TASK GOAL
Tally the lines in the records underneath that contain the string "icon", and state the figure by itself.

THE DATA
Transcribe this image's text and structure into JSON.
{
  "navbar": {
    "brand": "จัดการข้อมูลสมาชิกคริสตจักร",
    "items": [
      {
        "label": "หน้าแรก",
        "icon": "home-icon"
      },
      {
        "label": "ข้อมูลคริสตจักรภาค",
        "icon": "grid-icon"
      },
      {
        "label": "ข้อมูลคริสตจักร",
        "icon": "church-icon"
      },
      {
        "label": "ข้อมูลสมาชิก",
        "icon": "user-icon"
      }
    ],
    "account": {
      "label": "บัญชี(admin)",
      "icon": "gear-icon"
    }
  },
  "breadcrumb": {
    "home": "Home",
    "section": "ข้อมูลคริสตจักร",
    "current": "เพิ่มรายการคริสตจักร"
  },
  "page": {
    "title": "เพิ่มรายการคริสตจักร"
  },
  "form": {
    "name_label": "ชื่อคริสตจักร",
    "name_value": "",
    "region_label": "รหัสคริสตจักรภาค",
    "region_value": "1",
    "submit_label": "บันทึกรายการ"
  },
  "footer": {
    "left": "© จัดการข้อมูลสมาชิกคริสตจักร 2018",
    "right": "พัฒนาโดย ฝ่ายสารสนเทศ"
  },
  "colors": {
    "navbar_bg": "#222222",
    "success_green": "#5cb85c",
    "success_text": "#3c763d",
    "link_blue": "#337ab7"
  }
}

ANSWER SPACE
5